Lying in the dark, desolate industrial parks of outer D.C. right by the Rhode Island Metro stop, resides some of the capital’s most burnt out streets and warehouses. Throughout the day, these dead end cul-de-sacs and back alleys make up a desert of cracked roads and crumbling buildings.
But once night falls, these burnt out sections of D.C. become as colorful and noisy as the Las Vegas strip itself. Colors and costumes like you would see in the Nevada desert city become all the more present as D.C.’s rave scene takes the night away.
As the line progressed into Northeast’s Echostage, security became a key element after the death of a UVA student earlier this September. Many suspected their deaths were the result of the common rave drug MDMA.
Doors opened at 8:30 p.m., the club floor was empty at first. Performers included big names such as Datsik, Doctor P, GZA, Dodge & Fuski and a few local artists as well. It was around 11 p.m. when the party of only a few hundred turned into a rave of several thousand.
Comical horse head masks, V for Vendetta Guy Fawkes face plates, multi-colored beaded mouth masks and a whole tacky wardrobe of hats and scarves took to the dance floor as it seemed Macklemore’s thrift shop generation came to life.
The music featured Trap, Dubstep and other electronic genres.
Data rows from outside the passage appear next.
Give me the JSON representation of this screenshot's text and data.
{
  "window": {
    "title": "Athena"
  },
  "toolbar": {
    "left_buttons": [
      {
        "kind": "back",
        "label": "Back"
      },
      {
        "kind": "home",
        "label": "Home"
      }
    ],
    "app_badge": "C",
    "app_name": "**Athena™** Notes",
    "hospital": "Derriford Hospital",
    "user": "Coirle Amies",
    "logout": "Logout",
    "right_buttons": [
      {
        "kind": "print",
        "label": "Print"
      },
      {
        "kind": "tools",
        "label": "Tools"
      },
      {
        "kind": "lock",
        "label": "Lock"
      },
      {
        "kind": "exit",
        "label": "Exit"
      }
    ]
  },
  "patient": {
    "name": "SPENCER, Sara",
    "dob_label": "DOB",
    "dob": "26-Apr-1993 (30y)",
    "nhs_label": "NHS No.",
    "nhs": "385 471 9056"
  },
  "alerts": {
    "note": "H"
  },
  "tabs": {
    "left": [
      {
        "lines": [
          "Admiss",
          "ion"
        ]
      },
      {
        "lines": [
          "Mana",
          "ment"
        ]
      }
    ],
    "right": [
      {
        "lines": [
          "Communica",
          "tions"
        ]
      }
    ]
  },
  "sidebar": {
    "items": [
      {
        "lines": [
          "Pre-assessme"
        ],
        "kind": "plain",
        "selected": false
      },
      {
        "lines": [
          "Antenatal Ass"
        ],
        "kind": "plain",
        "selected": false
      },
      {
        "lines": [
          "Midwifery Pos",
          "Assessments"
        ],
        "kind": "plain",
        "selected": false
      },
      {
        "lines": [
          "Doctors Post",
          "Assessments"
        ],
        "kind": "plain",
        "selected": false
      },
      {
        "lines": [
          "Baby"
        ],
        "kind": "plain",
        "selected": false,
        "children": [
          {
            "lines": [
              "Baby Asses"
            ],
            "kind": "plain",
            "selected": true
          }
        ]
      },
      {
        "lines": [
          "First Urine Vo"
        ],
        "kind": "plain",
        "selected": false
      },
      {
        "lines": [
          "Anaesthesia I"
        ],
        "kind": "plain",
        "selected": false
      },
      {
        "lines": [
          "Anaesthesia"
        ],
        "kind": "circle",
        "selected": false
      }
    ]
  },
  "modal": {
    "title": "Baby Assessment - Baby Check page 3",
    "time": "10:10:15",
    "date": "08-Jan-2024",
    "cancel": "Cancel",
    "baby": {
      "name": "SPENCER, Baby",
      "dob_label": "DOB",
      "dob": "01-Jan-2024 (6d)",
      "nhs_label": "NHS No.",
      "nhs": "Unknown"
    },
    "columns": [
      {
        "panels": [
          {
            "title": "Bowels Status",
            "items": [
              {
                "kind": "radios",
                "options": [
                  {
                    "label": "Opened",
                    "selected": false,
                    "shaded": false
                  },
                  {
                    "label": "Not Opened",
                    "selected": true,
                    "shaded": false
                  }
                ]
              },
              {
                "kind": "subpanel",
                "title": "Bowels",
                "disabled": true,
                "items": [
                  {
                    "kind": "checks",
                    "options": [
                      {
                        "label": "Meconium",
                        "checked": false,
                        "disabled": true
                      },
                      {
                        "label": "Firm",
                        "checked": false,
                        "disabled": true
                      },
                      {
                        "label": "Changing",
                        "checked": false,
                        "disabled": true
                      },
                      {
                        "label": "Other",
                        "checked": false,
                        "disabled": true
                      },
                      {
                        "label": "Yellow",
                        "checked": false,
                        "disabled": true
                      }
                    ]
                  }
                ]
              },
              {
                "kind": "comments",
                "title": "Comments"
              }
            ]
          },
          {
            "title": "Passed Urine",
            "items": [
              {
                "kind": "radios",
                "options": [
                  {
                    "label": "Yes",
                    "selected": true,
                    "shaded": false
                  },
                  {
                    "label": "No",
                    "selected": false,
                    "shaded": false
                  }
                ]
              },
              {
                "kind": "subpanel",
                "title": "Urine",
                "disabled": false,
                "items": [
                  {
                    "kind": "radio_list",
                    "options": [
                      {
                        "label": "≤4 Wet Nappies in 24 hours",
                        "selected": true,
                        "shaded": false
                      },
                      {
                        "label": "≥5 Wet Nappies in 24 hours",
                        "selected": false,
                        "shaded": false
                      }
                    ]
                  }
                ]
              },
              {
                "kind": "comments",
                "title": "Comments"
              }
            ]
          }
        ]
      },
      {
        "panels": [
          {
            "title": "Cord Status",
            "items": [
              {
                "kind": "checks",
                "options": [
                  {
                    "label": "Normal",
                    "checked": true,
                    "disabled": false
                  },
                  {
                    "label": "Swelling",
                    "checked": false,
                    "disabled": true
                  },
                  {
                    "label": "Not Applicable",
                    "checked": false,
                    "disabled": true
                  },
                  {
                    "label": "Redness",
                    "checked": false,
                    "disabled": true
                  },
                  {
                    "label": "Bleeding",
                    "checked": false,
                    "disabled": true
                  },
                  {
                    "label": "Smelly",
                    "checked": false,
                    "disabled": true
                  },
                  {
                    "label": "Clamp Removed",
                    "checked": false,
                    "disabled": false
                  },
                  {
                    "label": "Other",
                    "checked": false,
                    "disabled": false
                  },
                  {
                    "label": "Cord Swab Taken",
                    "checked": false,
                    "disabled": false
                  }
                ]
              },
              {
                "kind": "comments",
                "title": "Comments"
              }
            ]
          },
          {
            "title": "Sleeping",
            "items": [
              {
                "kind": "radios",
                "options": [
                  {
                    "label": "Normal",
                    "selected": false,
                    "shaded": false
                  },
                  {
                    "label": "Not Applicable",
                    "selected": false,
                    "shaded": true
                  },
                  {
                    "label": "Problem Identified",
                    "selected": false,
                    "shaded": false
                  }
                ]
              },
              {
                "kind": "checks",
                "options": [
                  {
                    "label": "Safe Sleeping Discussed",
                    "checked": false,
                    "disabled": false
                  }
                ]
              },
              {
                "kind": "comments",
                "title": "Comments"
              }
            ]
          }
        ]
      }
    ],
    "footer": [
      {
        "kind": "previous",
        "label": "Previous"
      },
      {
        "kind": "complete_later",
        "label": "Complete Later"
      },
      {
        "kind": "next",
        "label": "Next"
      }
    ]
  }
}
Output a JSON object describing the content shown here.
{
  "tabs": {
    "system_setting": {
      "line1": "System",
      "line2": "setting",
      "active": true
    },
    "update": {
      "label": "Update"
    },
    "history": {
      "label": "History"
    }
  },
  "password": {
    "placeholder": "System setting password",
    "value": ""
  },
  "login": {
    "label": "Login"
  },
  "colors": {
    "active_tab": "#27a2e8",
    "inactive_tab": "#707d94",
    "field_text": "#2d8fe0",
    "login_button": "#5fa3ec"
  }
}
Clashing with the jumbotron behind the DJ, flashes of bright and dark seizure-inducing luminosities lit up the crowd. Bright laser lights shot out into the crowd as all conversations came to silence.
Colorful glow sticks and LED tip lit gloves wildly caressed through the crowd as the music played. Among all of the bright lights the rave gloves seemed to be capturing the most attention as they mesmerized and distracted fellow dancers to appreciate the movement of exotic colors.
Throughout the night, ravers exchanged Kandi, a colorful beaded wristband that symbolizes gratitude and respect to another. The exchange of Kandi is done through a Peace, Love, Unity and Respect handshake, or PLUR, each word representing a certain hand gesture.
Throughout the night there were no signs of anger, sadness or jealousy that most would find in a regular party setting or social gathering. Other than the bass, excitement and pleasure filled the room.
It was almost like a 21st century speakeasy, hidden and ignored by the inner circle of high society, a place where one could become intoxicated by the atmosphere and other such commodities, where the weird and strange were celebrated not ignored.
Acceptance without judgment is a rare thing to find today, but it is definitely present in D.C.’s rave scene.